Five things we learnt from Energy Spectrum | 660

Despite being championed regularly by the government during the mid-2020s, more recently, the embryonic shale gas industry in the UK has had to make its own case. Support for that case could be seen in recent reports by UK Onshore Oil and Gas and others which demonstrate the potential for developing indigenous gas production in GB (in the case of the former), as well as highlight a growing LNG sector globally. Against this context, this week’s Energy Perspective considers the prospects for building a new onshore GB gas production base.

Government policy has become gradually more sympathetic to intensive industry as its electricity prices have risen against neighbouring countries. But cost reliefs and support remain limited compared to several of those markets. Against this background – as we suggest in this week’s Policy section – the government’s new £315mn Industrial Energy Transformation Fund is an important initiative.

Although the Renewables Obligation is now closed to new capacity, the threat of mutualisation means the scheme is now trickier than ever for suppliers to manage. In our Regulation section, we look more closely at Ofgem’s Renewables Obligation Annual Report 2017-18, published 21 March, finding that lessons from setting the target over recent years seem to have been learned, with headroom delivering good prices for generators.

Our Industry Structure section takes a look at National Grid’s Summer Outlook 2019, the latest iteration of its annual report, published on 26 March. It demonstrates that current indications show a stable summer forecast, with ample gas supplies and the ability to meet both gas and power demand.

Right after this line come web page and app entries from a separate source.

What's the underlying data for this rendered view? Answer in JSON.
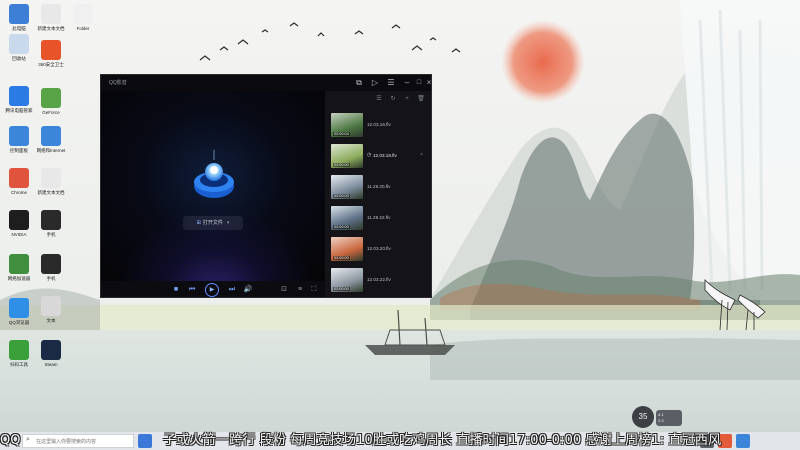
{
  "desktop": {
    "icons": [
      {
        "label": "此电脑",
        "color": "#3d7fd6"
      },
      {
        "label": "新建文本文档",
        "color": "#e8e8e8"
      },
      {
        "label": "Folder",
        "color": "#f0f0f0"
      },
      {
        "label": "回收站",
        "color": "#c9d9ec"
      },
      {
        "label": "360安全卫士",
        "color": "#e8542a"
      },
      {
        "label": "腾讯电脑管家",
        "color": "#2b7be4"
      },
      {
        "label": "GeForce",
        "color": "#58a345"
      },
      {
        "label": "控制面板",
        "color": "#3b86d8"
      },
      {
        "label": "网络和Internet",
        "color": "#3b86d8"
      },
      {
        "label": "Chrome",
        "color": "#e0533d"
      },
      {
        "label": "新建文本文档",
        "color": "#e8e8e8"
      },
      {
        "label": "NVIDIA",
        "color": "#1e1e1e"
      },
      {
        "label": "手机",
        "color": "#2a2a2a"
      },
      {
        "label": "网络加速器",
        "color": "#3f8f3f"
      },
      {
        "label": "手机",
        "color": "#2a2a2a"
      },
      {
        "label": "QQ浏览器",
        "color": "#2f8fe6"
      },
      {
        "label": "文本",
        "color": "#d8d8d8"
      },
      {
        "label": "扫码工具",
        "color": "#3aa13a"
      },
      {
        "label": "Steam",
        "color": "#1b2a44"
      }
    ]
  },
  "player": {
    "title": "QQ影音",
    "open_file_label": "打开文件",
    "playlist": [
      {
        "name": "12.03.16.flv",
        "duration": "02:00:04",
        "current": false
      },
      {
        "name": "12.03.18.flv",
        "duration": "02:00:00",
        "current": true
      },
      {
        "name": "11.29.20.flv",
        "duration": "02:00:03",
        "current": false
      },
      {
        "name": "11.29.22.flv",
        "duration": "02:00:00",
        "current": false
      },
      {
        "name": "12.03.20.flv",
        "duration": "02:00:00",
        "current": false
      },
      {
        "name": "12.03.22.flv",
        "duration": "02:00:00",
        "current": false
      }
    ]
  },
  "weather": {
    "temperature": "35",
    "detail_line1": "4.1",
    "detail_line2": "3.3"
  },
  "taskbar": {
    "start_label": "QQ",
    "search_placeholder": "在这里输入你要搜索的内容"
  },
  "overlay": {
    "left_text": "QQ",
    "marquee": "子或火箭一跨行 段粉 每周竞技场10胜或吃鸡周长 直播时间17:00-0:00 感谢上周榜1: 直冠西风"
  },
  "colors": {
    "accent_blue": "#5d8bff",
    "taskbar_bg": "#e1e4e8"
  }
}
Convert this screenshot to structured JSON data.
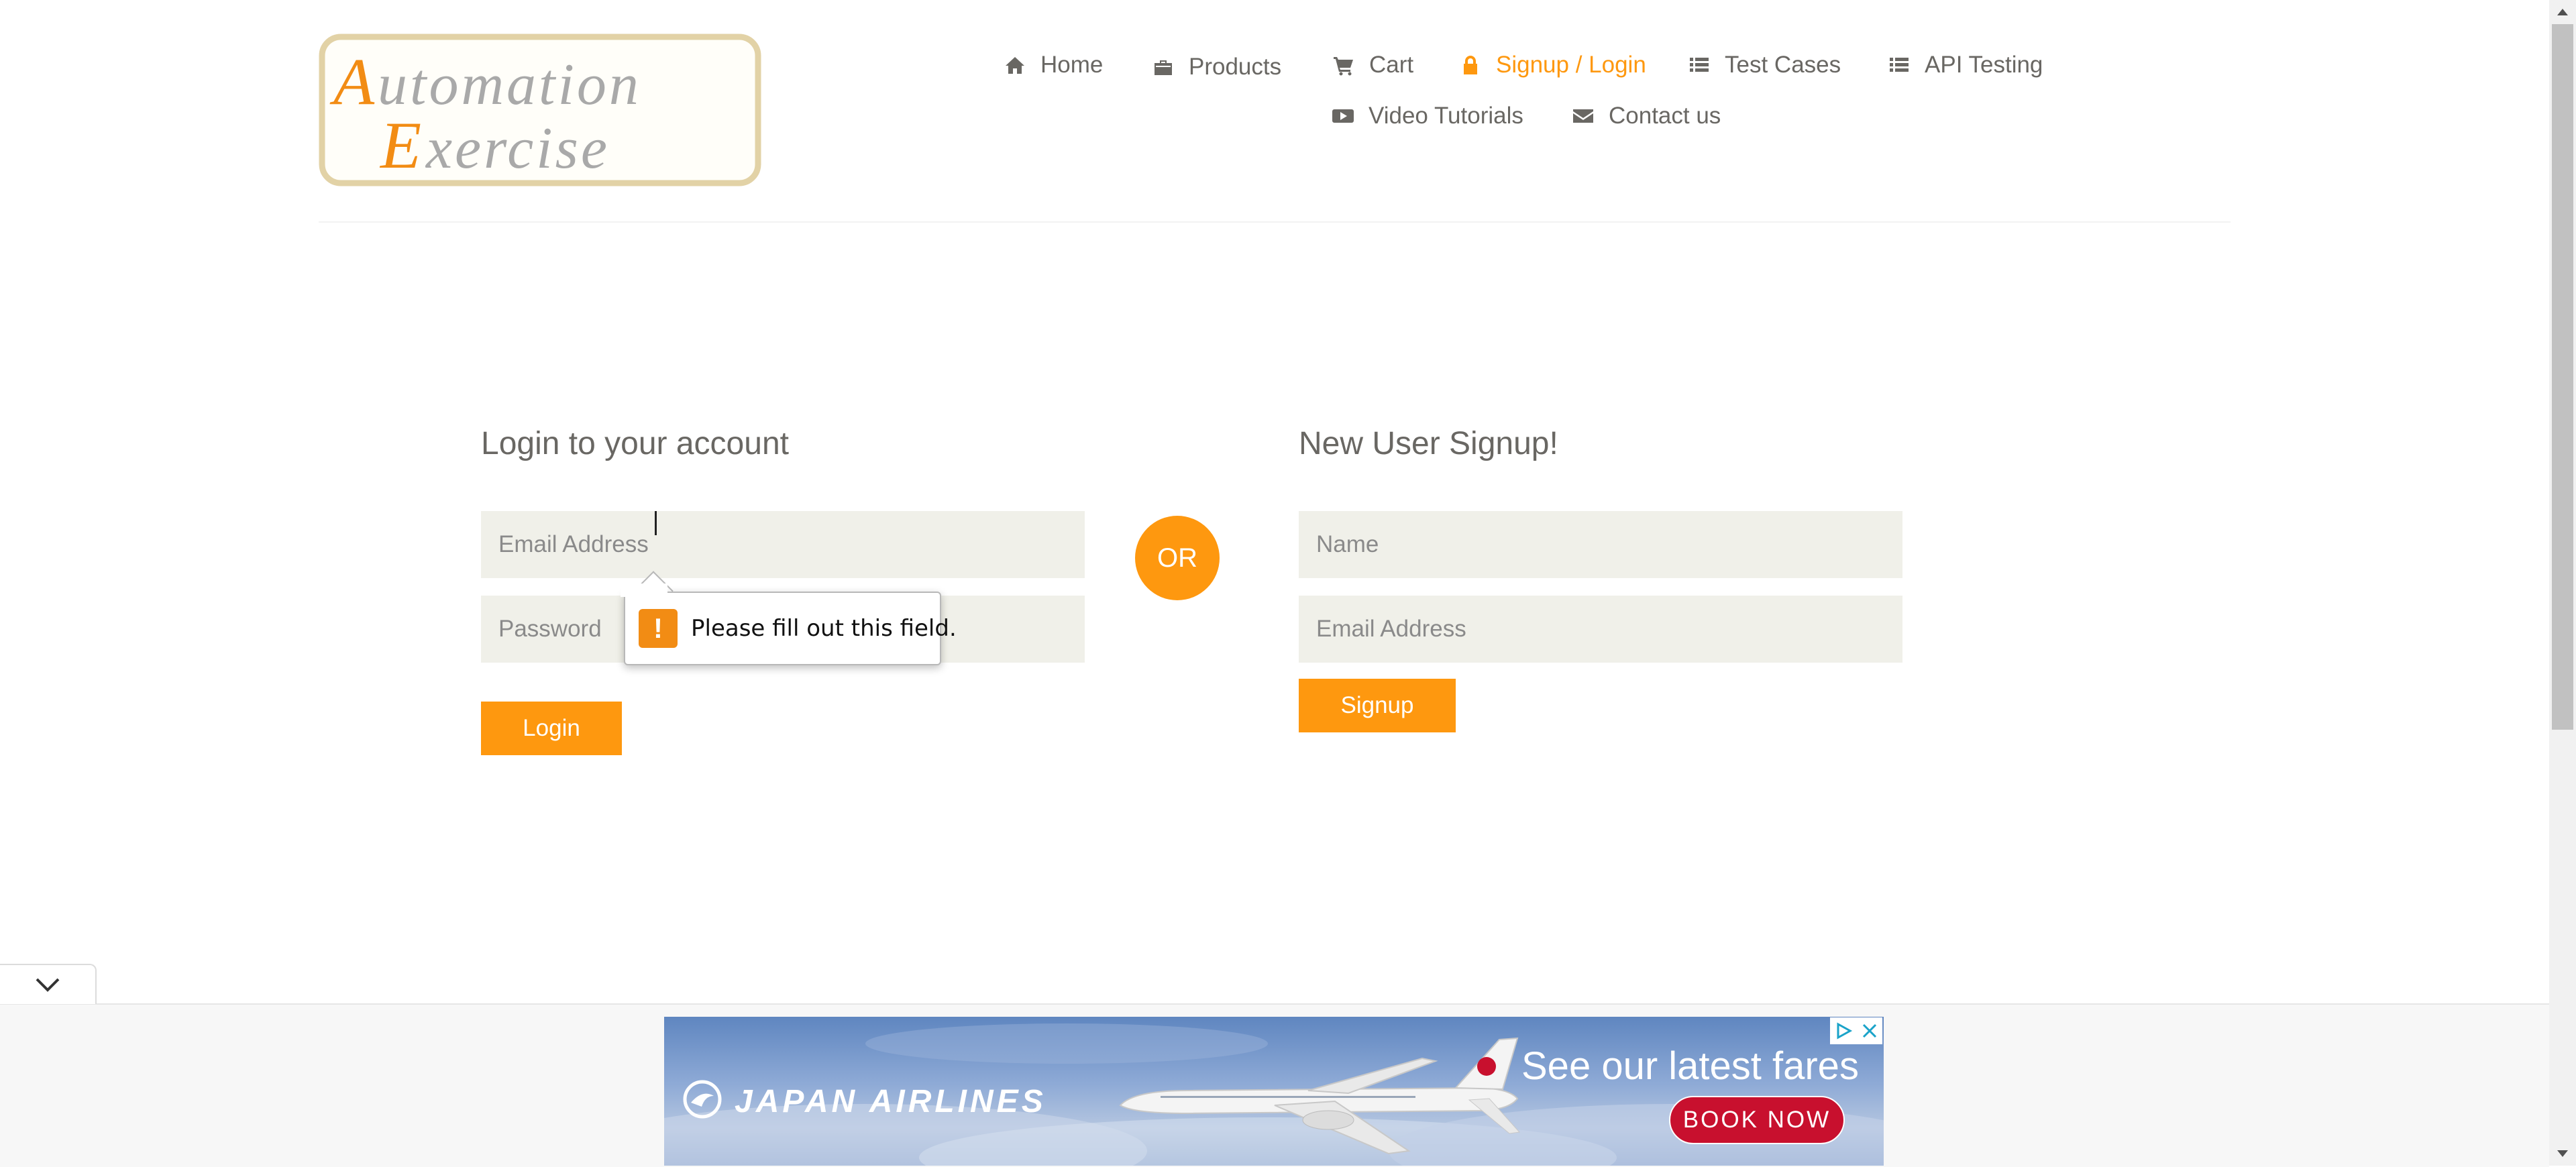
{
  "header": {
    "logo": {
      "first_line": "Automation",
      "second_line": "Exercise",
      "accent_color": "#F28C14"
    },
    "nav": [
      {
        "label": "Home",
        "icon": "home-icon"
      },
      {
        "label": "Products",
        "icon": "briefcase-icon"
      },
      {
        "label": "Cart",
        "icon": "cart-icon"
      },
      {
        "label": "Signup / Login",
        "icon": "lock-icon",
        "active": true
      },
      {
        "label": "Test Cases",
        "icon": "list-icon"
      },
      {
        "label": "API Testing",
        "icon": "list-icon"
      },
      {
        "label": "Video Tutorials",
        "icon": "youtube-icon"
      },
      {
        "label": "Contact us",
        "icon": "envelope-icon"
      }
    ]
  },
  "login": {
    "heading": "Login to your account",
    "email_placeholder": "Email Address",
    "email_value": "",
    "password_placeholder": "Password",
    "button_label": "Login"
  },
  "divider": {
    "label": "OR"
  },
  "signup": {
    "heading": "New User Signup!",
    "name_placeholder": "Name",
    "email_placeholder": "Email Address",
    "button_label": "Signup"
  },
  "validation": {
    "message": "Please fill out this field.",
    "icon": "warning-icon"
  },
  "ad": {
    "brand": "JAPAN AIRLINES",
    "headline": "See our latest fares",
    "cta": "BOOK NOW",
    "choices_icon": "ad-choices-icon",
    "close_icon": "close-icon"
  },
  "colors": {
    "accent": "#FE980F",
    "text": "#696763",
    "field_bg": "#F0F0E9",
    "ad_cta": "#C8102E"
  }
}
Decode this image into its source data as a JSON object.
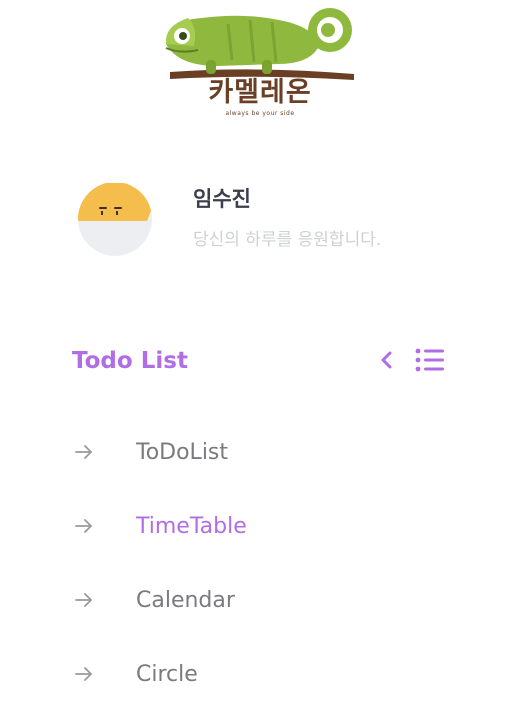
{
  "brand": {
    "logo_text": "카멜레온",
    "tagline": "always be your side",
    "logo_icon": "chameleon-icon"
  },
  "profile": {
    "name": "임수진",
    "message": "당신의 하루를 응원합니다.",
    "avatar_icon": "sleepy-face-icon"
  },
  "section": {
    "title": "Todo List",
    "collapse_icon": "chevron-left-icon",
    "menu_icon": "list-icon"
  },
  "nav": {
    "items": [
      {
        "label": "ToDoList",
        "active": false
      },
      {
        "label": "TimeTable",
        "active": true
      },
      {
        "label": "Calendar",
        "active": false
      },
      {
        "label": "Circle",
        "active": false
      }
    ],
    "arrow_icon": "arrow-right-icon"
  },
  "colors": {
    "accent": "#b06ee6",
    "nav_text": "#7a7a7f",
    "arrow": "#9a9a9e",
    "avatar_yellow": "#f5bd4b",
    "avatar_gray": "#eceef1",
    "logo_green": "#8fb93e",
    "logo_brown": "#6b3f26"
  }
}
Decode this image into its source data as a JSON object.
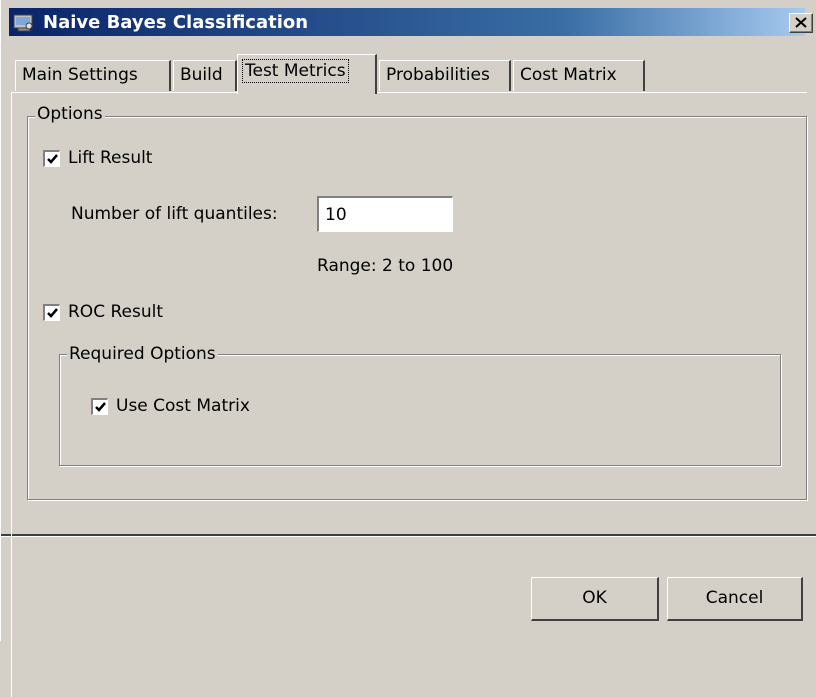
{
  "window": {
    "title": "Naive Bayes Classification",
    "close_label": "×"
  },
  "tabs": [
    {
      "label": "Main Settings",
      "active": false
    },
    {
      "label": "Build",
      "active": false
    },
    {
      "label": "Test Metrics",
      "active": true
    },
    {
      "label": "Probabilities",
      "active": false
    },
    {
      "label": "Cost Matrix",
      "active": false
    }
  ],
  "options_group": {
    "title": "Options",
    "lift_result": {
      "label": "Lift Result",
      "checked": true
    },
    "lift_quantiles": {
      "label": "Number of lift quantiles:",
      "value": "10",
      "range_text": "Range: 2 to 100"
    },
    "roc_result": {
      "label": "ROC Result",
      "checked": true
    },
    "required_options": {
      "title": "Required Options",
      "use_cost_matrix": {
        "label": "Use Cost Matrix",
        "checked": true
      }
    }
  },
  "buttons": {
    "ok": "OK",
    "cancel": "Cancel"
  },
  "colors": {
    "face": "#d4d0c8",
    "title_start": "#0a246a",
    "title_end": "#a6caf0",
    "shadow": "#808080",
    "dark_shadow": "#404040",
    "highlight": "#ffffff"
  },
  "icons": {
    "app": "app-icon",
    "close": "close-icon",
    "check": "checkmark-icon"
  }
}
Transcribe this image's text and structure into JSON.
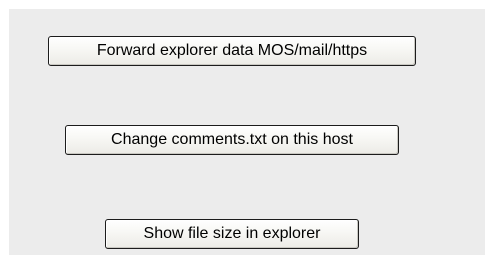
{
  "buttons": {
    "forward_explorer": "Forward explorer data MOS/mail/https",
    "change_comments": "Change comments.txt on this host",
    "show_file_size": "Show file size in explorer"
  }
}
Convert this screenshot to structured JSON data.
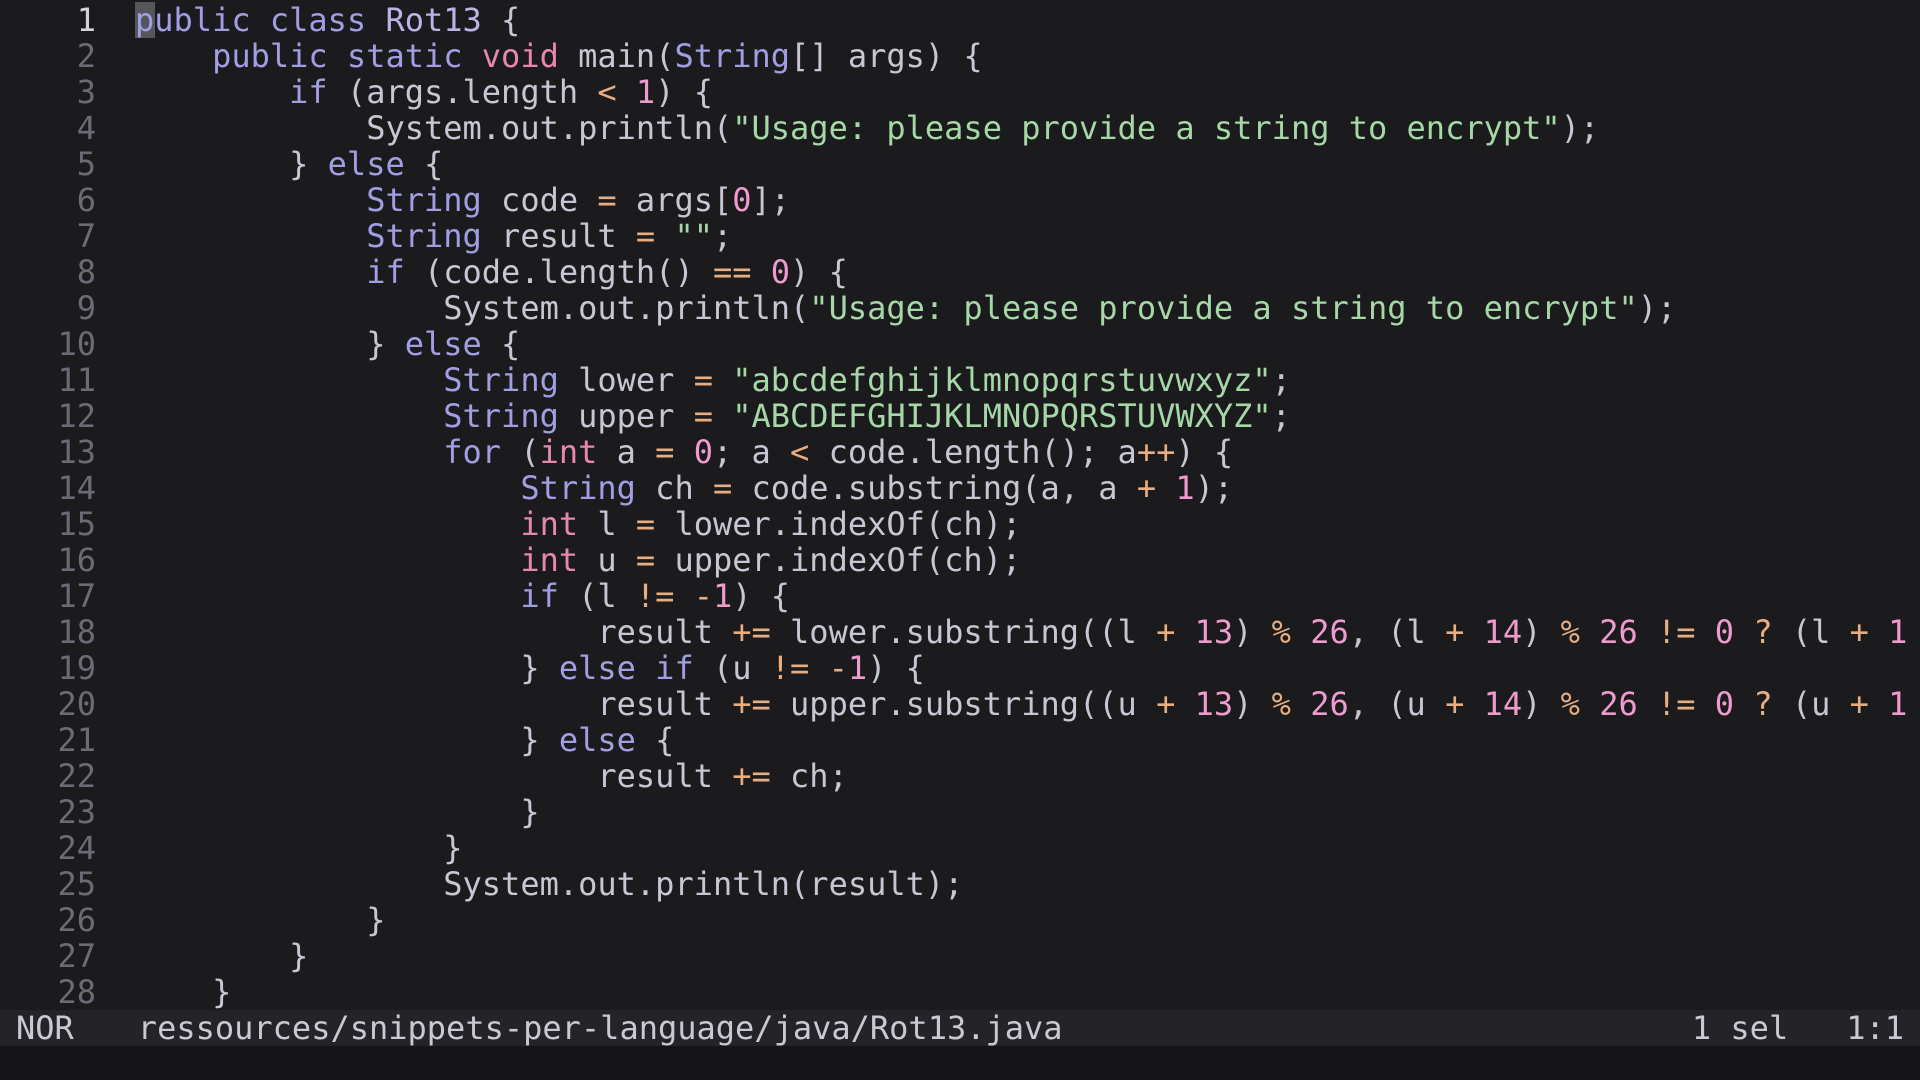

In November 2018, the final changes through BSC modification P305 were implemented. In this week’s Nutwood we consider recent developments including last weekend’s record sequence of negative prices.